Marty Reasoner, was hurt in camp and never got started.. I cannot put what I saw on the head coach, sometimes you discover why a player is a free agent beyond statistics.

Brian Rolston had a very strong second half for the Devils a year ago, he cleared re-entry waivers in Dec 2010, he played to his lesser trend. Capuano cleared positions, power-play minutes to get the best out of his performance. Finally/correctly, he decided it was not going to work.

Staios, Mottau, Jurina, Haley, Pandolfo, Reese, Moulson, Nielsen, (beyond short-handed goals), Bailey all played to their career trends, outside of Frans Nielsen all those players were scratched.

Nieslen's five on five production was consistent with his career offensive struggles, despite his recent improvement. 
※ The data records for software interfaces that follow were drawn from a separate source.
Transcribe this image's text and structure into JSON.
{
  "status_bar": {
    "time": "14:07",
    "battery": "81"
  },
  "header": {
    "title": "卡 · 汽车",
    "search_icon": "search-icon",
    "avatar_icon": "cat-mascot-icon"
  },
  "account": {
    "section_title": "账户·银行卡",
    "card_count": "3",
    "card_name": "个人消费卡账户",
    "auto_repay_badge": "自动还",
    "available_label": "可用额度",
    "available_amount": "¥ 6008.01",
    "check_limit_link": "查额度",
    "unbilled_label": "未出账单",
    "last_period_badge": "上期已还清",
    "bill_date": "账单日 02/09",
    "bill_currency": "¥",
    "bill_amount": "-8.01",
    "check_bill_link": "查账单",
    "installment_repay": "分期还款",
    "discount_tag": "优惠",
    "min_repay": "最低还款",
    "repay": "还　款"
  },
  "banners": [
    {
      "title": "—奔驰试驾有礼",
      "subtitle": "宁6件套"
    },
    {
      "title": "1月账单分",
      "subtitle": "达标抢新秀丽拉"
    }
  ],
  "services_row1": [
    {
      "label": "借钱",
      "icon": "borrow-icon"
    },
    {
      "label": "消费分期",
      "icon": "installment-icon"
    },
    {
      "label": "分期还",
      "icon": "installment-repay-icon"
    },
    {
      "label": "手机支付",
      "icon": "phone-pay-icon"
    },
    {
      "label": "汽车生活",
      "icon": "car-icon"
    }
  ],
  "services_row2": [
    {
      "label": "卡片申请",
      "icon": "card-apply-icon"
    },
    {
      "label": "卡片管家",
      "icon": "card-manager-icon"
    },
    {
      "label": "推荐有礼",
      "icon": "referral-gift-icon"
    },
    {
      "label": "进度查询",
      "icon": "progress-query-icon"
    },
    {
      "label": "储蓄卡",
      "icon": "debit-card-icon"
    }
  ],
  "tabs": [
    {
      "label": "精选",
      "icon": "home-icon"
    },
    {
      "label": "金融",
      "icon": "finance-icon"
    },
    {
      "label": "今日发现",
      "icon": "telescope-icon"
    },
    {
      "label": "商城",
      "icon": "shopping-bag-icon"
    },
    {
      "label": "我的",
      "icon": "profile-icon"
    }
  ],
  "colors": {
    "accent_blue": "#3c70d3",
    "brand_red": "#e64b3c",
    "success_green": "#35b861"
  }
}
Michael Grabner played to his 2010-11 trend before his injury. Andrew MacDonald played to his very early career trends with Travis Hamonic which is good on a team with this many weaknesses.

Tavares progressed as a first overall pick should. 
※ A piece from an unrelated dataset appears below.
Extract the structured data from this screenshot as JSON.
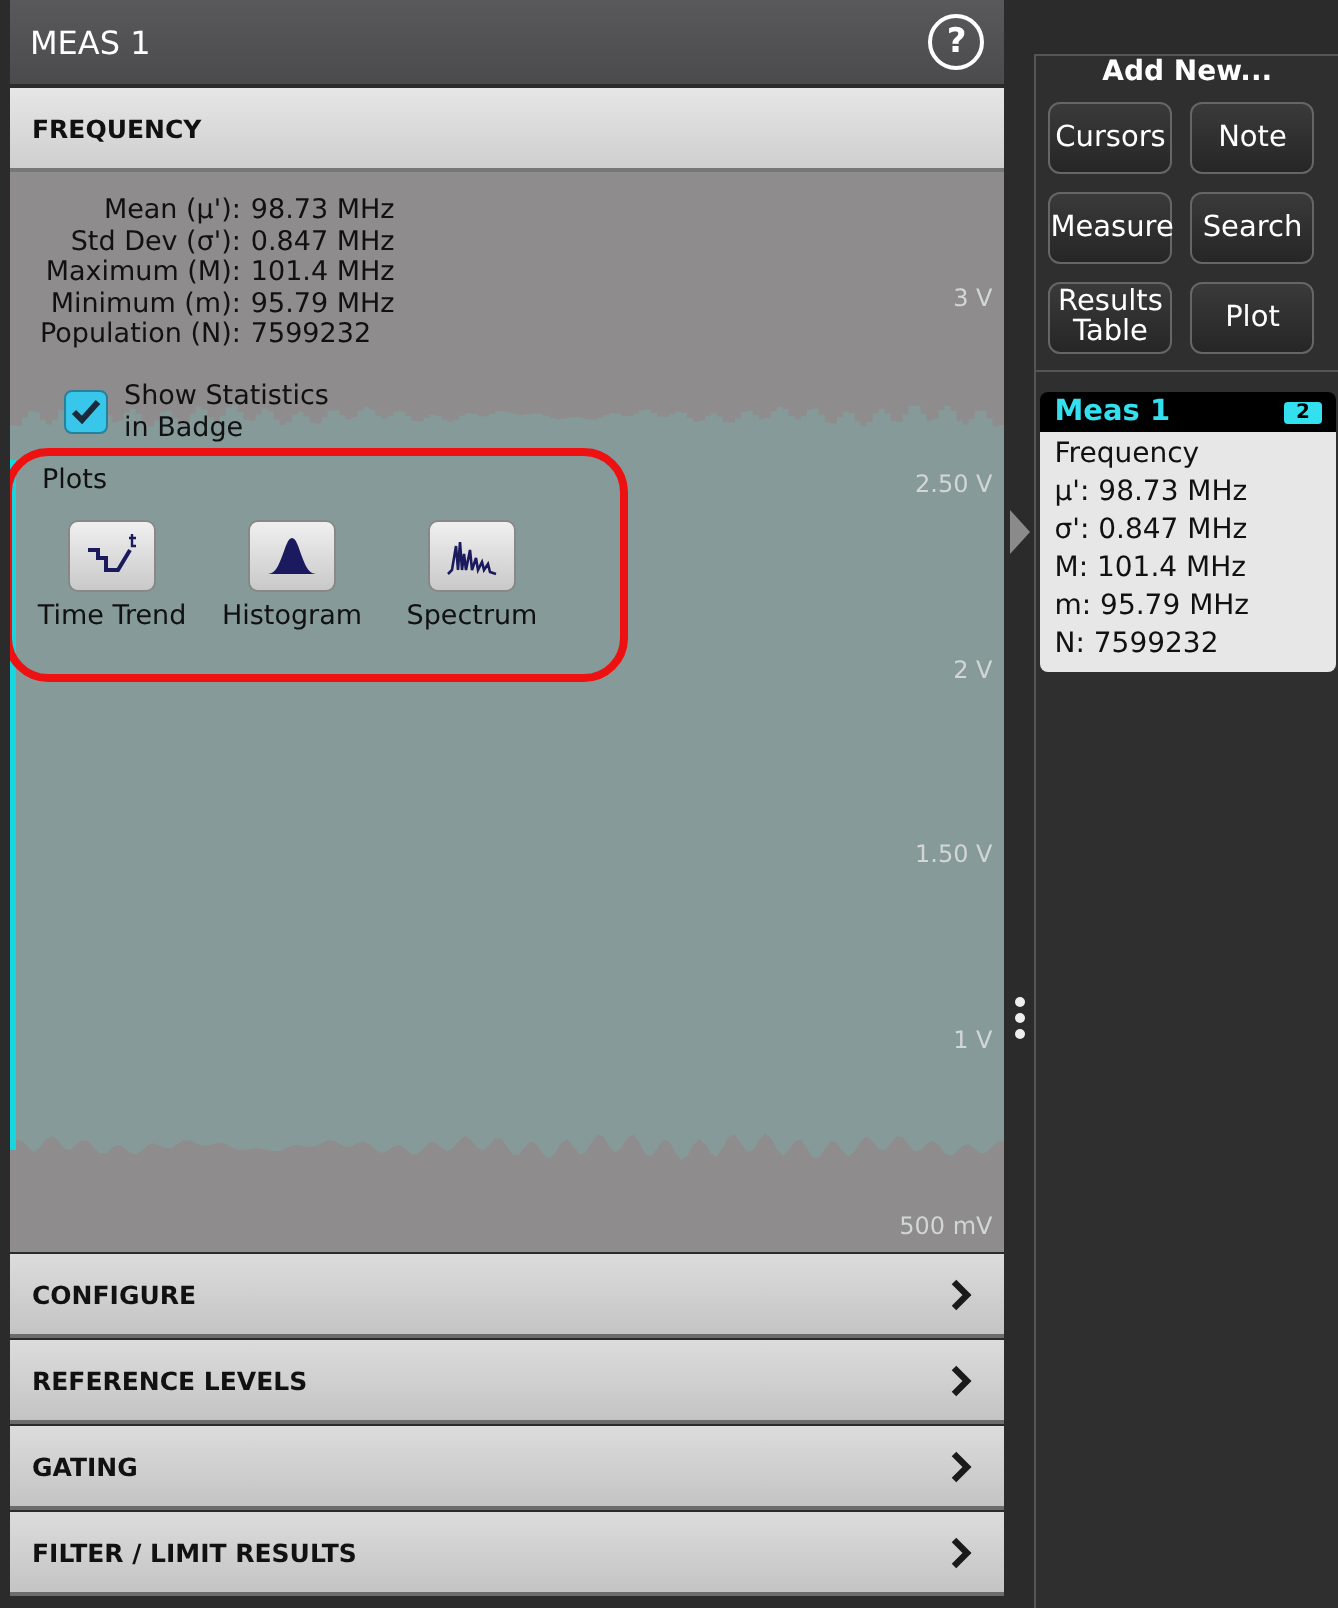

PA Parenteau took a big step forward statistically.

Evgeny Nabokov finally got healthy, and showed his trends from San Jose as a reliable starter. Rick DiPietro's recent trend of injuries made him a non-factor. Al Montoya played to all his career trends late last season, and as a struggling AHL backup prior to his acquisition.
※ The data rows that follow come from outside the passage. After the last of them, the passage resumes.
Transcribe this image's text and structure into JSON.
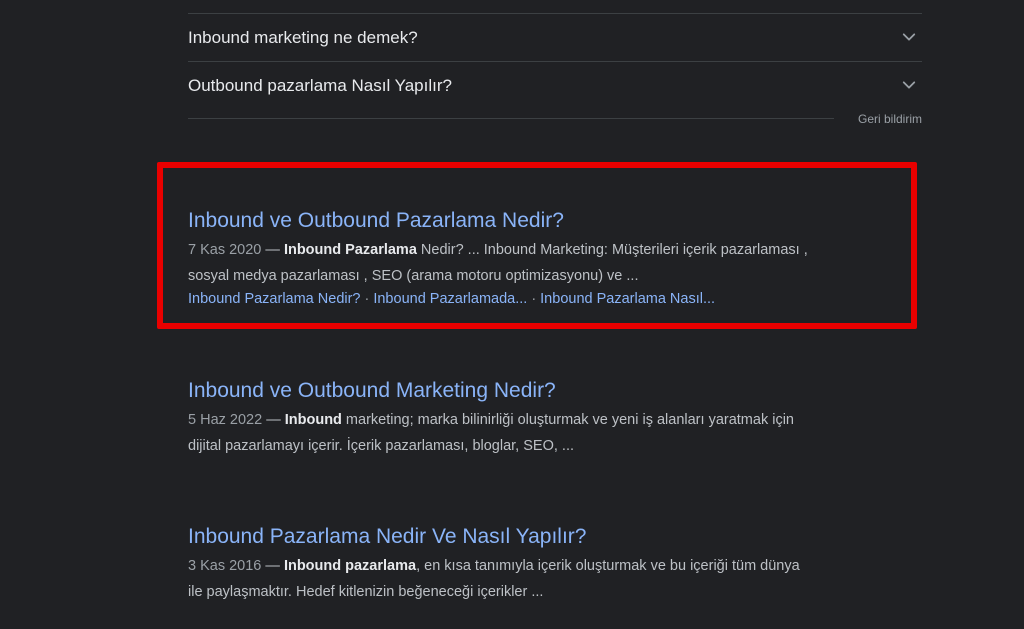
{
  "people_also_ask": {
    "questions": [
      "Inbound marketing ne demek?",
      "Outbound pazarlama Nasıl Yapılır?"
    ],
    "feedback_label": "Geri bildirim"
  },
  "results": [
    {
      "title": "Inbound ve Outbound Pazarlama Nedir?",
      "date": "7 Kas 2020",
      "separator": " — ",
      "bold1": "Inbound Pazarlama",
      "text1": " Nedir? ... Inbound Marketing: Müşterileri içerik pazarlaması ,",
      "line2": "sosyal medya pazarlaması , SEO (arama motoru optimizasyonu) ve ...",
      "sitelinks": [
        "Inbound Pazarlama Nedir?",
        "Inbound Pazarlamada...",
        "Inbound Pazarlama Nasıl..."
      ],
      "link_dot": "·",
      "highlighted": true
    },
    {
      "title": "Inbound ve Outbound Marketing Nedir?",
      "date": "5 Haz 2022",
      "separator": " — ",
      "bold1": "Inbound",
      "text1": " marketing; marka bilinirliği oluşturmak ve yeni iş alanları yaratmak için",
      "line2": "dijital pazarlamayı içerir. İçerik pazarlaması, bloglar, SEO, ..."
    },
    {
      "title": "Inbound Pazarlama Nedir Ve Nasıl Yapılır?",
      "date": "3 Kas 2016",
      "separator": " — ",
      "bold1": "Inbound pazarlama",
      "text1": ", en kısa tanımıyla içerik oluşturmak ve bu içeriği tüm dünya",
      "line2": "ile paylaşmaktır. Hedef kitlenizin beğeneceği içerikler ..."
    }
  ],
  "colors": {
    "background": "#202124",
    "link": "#8ab4f8",
    "highlight_border": "#e90000"
  }
}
Matt Martin's scoring did not progress as you would hope, despite hit totals.

Kevin Poulin, Anders Nilsson both played to the trends you would expect with highs and lows.Calvin deHaan, Mark Katic's injuries are part of their trends.

David Ullstrom, Casey Cizikas, Rhett Rakhshani, have no NHL trends, they did not seem held back by the coaching of Jack Capuano. 

Okposo, Streit looked like players who missed a year or were asked to do too much. Both looked closer to their career trends recently in terms of their impacts on games.
Based on what I have written and seen since October, Jack Capuano should return as head coach for 2012-13.

Capuano was as good (or bad) as the talent (and weaknesses) on the roster provided to him.  

Those weaknesses should improve with talent/natural progression from inside the organization.

Having written this we wrote that a year ago after Ty Wishart played twenty second half games at a plus five, and seemed very reliable on defense entering his 5th NHL season. The former first round pick never got more than a token look as the veterans struggled badly on the backline.  

In 2011-12, I did not see a coach who lost his team, the losing was always met by a team that rebounded with wins which speaks to the coach.

No doubt Jack Capuano was one reason some players wanted to resign here who had options.

Overall I saw nothing long-term that Capuano cannot produce the success Dan Bylsma did when they finally reach that next level.

The 2011-12 roster was not that team from opening night.

The remaining question here is does Jack Capuano want to return?